Nutrition Facts and guide

What are Carbohydrates?

What are Carbohydrates?

Carbohydrates in food are the main source of energy required by various body functions and muscular effort. They are necessary for the digestion and assimilation of other food elements, including regulation of protein and fat metabolism.

Types of Carbohydrate: Carbohydrates structurally are carbon, hydrogen, and oxygen molecules arranged in the form of rings. Simple carbohydrates like glucose, fructose (sugar in fruits), and galactose (sugar in milk) are composed of one single ring and are called monosaccharides. Sucrose (found in sugar cane and sugar beets), maltose (found in grains), and lactose (in milk) are composed of two rings linked together and are called disaccharides. The two rings in sucrose are made up of glucose plus fructose; maltose is glucose plus glucose; and lactose is glucose plus galactose. Disaccharides are broken into monosaccharide during digestion. Fiber is a carbohydrate but consists of very large molecules that are resistant to enzymatic action.

The human body, especially the brain, needs a constant supply of glucose. There are hormonal mechanisms that regulate glucose metabolism. Improper glucose metabolism may lead to obesity and diabetes. Hypoglycemia is condition when Glucose levels drop resulting in weakness and fatigue. Reducing sugar and eating small frequent meals focusing on whole grains, seeds, nuts, legumes, fresh fruits, and vegetables, low fat dairy, yogurt, and fish can aid in stabilizing blood sugar levels.

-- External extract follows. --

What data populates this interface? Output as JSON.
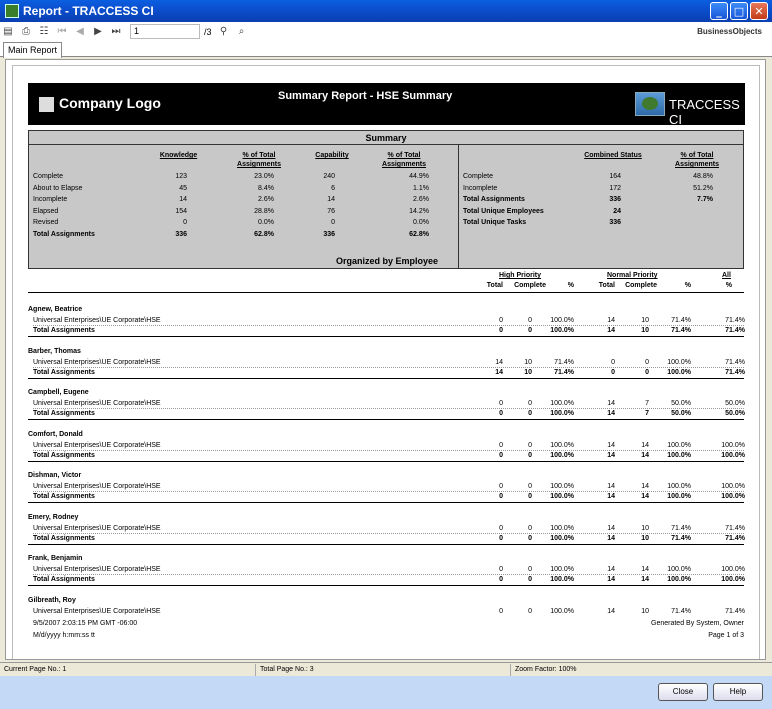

How is food digested in body

How is food digested in body

The foods we eat are chemically complex. They must be broken down by the body into simpler chemical forms which can be absorbed through the intestinal walls and transported by the blood to the body cells. In the cells, these nutrients provide energy and the correct building materials to sustain life.

Digestion is a series of physical and chemical changes by which food, taken into the body, is broken down in preparation for absorption from the intestinal tract into the bloodstream. These changes take place in the digestive tract, which includes the mouth, pharynx, esophagus, stomach, small intestine, and large intestine.

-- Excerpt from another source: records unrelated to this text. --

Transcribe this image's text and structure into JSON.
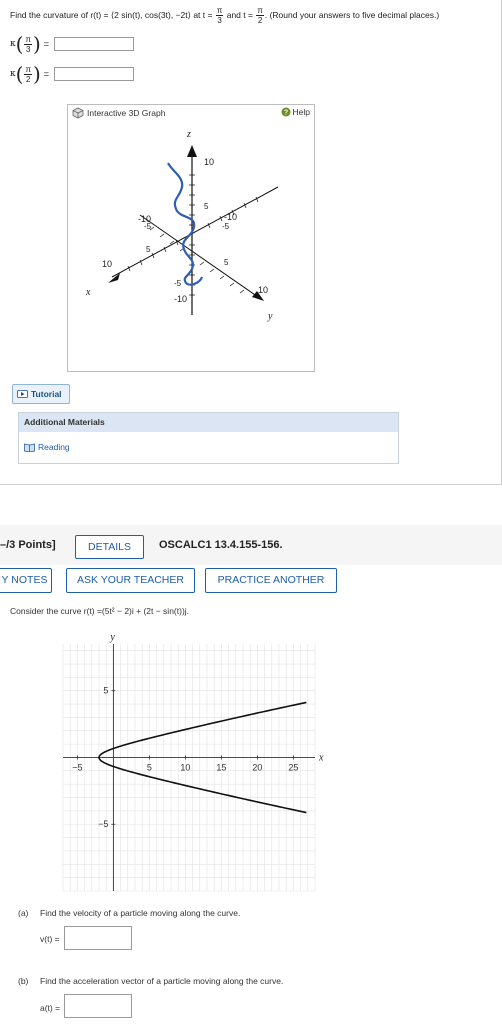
{
  "question1": {
    "prefix": "Find the curvature of r(t) = ",
    "vector": "⟨2 sin(t), cos(3t), −2t⟩",
    "at_text": " at t = ",
    "t1": {
      "num": "π",
      "den": "3"
    },
    "and_text": " and t = ",
    "t2": {
      "num": "π",
      "den": "2"
    },
    "suffix": ". (Round your answers to five decimal places.)",
    "kappa_symbol": "κ",
    "equals": "=",
    "answer1": "",
    "answer2": ""
  },
  "graph3d": {
    "title": "Interactive 3D Graph",
    "help_label": "Help",
    "axis_z": "z",
    "axis_x": "x",
    "axis_y": "y",
    "tick_z_10": "10",
    "tick_z_5": "5",
    "tick_z_m10": "-10",
    "tick_x_10": "10",
    "tick_x_5": "5",
    "tick_x_m5": "-5",
    "tick_x_m10": "-10",
    "tick_y_10": "10",
    "tick_y_5": "5",
    "tick_y_m5": "-5",
    "tick_y_m10": "-10",
    "tick_z_m5": "-5",
    "curve_color": "#2f5fb3"
  },
  "tutorial_label": "Tutorial",
  "additional_materials": {
    "heading": "Additional Materials",
    "reading_label": "Reading"
  },
  "question2": {
    "points": "–/3 Points]",
    "details_label": "DETAILS",
    "code": "OSCALC1 13.4.155-156.",
    "my_notes_label": "Y NOTES",
    "ask_teacher_label": "ASK YOUR TEACHER",
    "practice_label": "PRACTICE ANOTHER",
    "consider_text": "Consider the curve r(t) =(5t² − 2)i + (2t − sin(t))j.",
    "part_a_label": "(a)",
    "part_a_text": "Find the velocity of a particle moving along the curve.",
    "part_a_var": "v(t) =",
    "part_a_value": "",
    "part_b_label": "(b)",
    "part_b_text": "Find the acceleration vector of a particle moving along the curve.",
    "part_b_var": "a(t) =",
    "part_b_value": ""
  },
  "chart_data": {
    "type": "line",
    "title": "",
    "xlabel": "x",
    "ylabel": "y",
    "xlim": [
      -7,
      28
    ],
    "ylim": [
      -10,
      8.5
    ],
    "x_ticks": [
      -5,
      5,
      10,
      15,
      20,
      25
    ],
    "y_ticks": [
      5,
      -5
    ],
    "grid": true,
    "series": [
      {
        "curve": "r(t) = (5t^2 - 2, 2t - sin t)",
        "t_range": [
          -2.4,
          2.4
        ],
        "color": "#111111"
      }
    ]
  }
}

Beginning in the mouth, chewing breaks large food pieces into smaller. Food that is masticated well allows for more complete enzymatic action. If left in chunks, food that passes into the stomach and intestine will likely remain undigested as enzymes are only able to work on the surface of these larger particles. The enzyme that is secreted in the mouth from the salivary glands is ptyalin. Ptyalin is necessary for the breakdown of carbohydrates.